**WHAT NEEDS TO BE DONE**
Filter the listing so that only lines with the word "value" remain.

**RECORDS PROVIDED**

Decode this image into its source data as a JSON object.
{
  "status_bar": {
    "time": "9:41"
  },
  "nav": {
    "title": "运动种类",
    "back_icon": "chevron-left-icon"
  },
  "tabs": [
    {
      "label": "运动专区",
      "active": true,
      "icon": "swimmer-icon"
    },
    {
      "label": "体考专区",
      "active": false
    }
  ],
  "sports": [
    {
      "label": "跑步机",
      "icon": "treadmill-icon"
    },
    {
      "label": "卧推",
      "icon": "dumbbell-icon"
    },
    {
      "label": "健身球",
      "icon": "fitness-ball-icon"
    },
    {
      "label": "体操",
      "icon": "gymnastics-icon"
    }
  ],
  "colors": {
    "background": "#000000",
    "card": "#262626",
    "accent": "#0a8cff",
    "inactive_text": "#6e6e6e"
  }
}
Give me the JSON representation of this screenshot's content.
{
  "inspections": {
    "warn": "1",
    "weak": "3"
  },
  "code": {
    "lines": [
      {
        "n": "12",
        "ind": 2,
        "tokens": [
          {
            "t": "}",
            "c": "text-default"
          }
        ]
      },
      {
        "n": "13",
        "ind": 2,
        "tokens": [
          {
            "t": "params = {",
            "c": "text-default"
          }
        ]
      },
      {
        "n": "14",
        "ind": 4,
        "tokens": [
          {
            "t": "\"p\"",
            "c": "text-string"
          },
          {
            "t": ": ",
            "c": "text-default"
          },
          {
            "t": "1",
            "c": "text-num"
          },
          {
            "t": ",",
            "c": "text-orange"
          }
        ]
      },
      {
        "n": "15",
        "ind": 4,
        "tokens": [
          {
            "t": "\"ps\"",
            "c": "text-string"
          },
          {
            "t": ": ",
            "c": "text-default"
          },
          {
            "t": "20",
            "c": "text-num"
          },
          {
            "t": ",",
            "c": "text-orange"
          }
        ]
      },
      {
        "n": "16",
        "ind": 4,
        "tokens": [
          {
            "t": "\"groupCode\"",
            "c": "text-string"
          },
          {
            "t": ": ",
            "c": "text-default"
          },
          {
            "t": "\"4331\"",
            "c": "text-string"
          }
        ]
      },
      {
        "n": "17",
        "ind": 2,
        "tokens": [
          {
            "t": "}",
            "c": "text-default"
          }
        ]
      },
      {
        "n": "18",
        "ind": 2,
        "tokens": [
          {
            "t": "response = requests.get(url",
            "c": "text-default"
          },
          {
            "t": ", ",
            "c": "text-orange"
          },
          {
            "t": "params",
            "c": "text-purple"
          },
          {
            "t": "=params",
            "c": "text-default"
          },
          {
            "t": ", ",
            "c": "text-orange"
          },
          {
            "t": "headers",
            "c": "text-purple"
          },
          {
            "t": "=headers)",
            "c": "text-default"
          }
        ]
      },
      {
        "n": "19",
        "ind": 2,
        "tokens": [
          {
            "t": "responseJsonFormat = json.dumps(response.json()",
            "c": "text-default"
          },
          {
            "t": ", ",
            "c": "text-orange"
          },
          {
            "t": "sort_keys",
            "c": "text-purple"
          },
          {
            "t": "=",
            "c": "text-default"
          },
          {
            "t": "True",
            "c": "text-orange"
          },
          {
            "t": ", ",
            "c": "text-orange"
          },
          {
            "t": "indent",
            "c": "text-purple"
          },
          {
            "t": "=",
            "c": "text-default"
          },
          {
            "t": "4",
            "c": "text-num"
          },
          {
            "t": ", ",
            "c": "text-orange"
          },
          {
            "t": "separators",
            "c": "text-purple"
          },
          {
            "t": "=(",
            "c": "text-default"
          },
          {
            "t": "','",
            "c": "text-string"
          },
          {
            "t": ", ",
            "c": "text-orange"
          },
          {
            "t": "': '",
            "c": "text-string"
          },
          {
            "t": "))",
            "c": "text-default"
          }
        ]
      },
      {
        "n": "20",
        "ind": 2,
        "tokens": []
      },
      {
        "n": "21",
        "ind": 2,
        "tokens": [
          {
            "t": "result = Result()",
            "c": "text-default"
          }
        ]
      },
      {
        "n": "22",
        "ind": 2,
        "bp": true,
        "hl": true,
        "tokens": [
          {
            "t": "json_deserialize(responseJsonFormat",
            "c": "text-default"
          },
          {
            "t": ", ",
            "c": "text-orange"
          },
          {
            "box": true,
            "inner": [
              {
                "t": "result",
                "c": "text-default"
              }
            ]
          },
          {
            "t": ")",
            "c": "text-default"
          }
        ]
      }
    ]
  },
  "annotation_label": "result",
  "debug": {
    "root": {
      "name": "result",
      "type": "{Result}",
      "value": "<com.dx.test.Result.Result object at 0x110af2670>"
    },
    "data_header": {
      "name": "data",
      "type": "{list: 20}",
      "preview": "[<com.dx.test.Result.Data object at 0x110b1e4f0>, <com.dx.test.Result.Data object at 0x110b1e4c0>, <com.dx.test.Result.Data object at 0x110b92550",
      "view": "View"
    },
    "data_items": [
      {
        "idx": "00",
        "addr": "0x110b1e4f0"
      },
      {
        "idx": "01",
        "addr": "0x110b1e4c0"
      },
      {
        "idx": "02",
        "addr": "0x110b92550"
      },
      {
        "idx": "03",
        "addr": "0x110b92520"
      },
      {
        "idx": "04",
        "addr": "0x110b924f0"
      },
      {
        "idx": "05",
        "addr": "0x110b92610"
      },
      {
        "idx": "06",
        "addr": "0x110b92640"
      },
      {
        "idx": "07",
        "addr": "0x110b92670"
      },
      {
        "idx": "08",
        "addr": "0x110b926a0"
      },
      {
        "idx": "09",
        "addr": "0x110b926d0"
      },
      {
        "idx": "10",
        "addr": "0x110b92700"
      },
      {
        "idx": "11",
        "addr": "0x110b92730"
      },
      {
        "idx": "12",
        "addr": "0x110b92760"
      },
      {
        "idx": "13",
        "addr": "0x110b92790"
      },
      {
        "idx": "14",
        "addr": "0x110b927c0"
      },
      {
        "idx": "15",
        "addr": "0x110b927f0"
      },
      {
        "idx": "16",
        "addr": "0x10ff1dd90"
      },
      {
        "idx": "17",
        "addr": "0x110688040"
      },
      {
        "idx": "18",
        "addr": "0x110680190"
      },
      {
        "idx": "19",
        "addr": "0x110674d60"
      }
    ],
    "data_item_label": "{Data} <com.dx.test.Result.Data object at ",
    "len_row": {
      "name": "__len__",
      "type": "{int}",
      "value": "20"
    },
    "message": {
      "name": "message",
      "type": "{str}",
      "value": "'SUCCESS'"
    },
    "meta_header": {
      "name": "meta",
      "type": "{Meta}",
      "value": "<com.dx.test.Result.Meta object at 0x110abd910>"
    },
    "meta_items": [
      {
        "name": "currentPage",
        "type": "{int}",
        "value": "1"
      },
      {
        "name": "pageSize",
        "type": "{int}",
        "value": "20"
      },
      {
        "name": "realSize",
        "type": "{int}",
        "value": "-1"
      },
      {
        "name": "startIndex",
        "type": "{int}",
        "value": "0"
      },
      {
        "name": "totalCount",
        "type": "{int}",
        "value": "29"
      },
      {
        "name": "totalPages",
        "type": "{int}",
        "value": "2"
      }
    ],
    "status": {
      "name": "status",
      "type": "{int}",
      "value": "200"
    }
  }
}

**RESPONSE TO THIS TASK**
      "value": "<com.dx.test.Result.Result object at 0x110af2670>"
      "value": "20"
      "value": "'SUCCESS'"
      "value": "<com.dx.test.Result.Meta object at 0x110abd910>"
        "value": "1"
        "value": "20"
        "value": "-1"
        "value": "0"
        "value": "29"
        "value": "2"
      "value": "200"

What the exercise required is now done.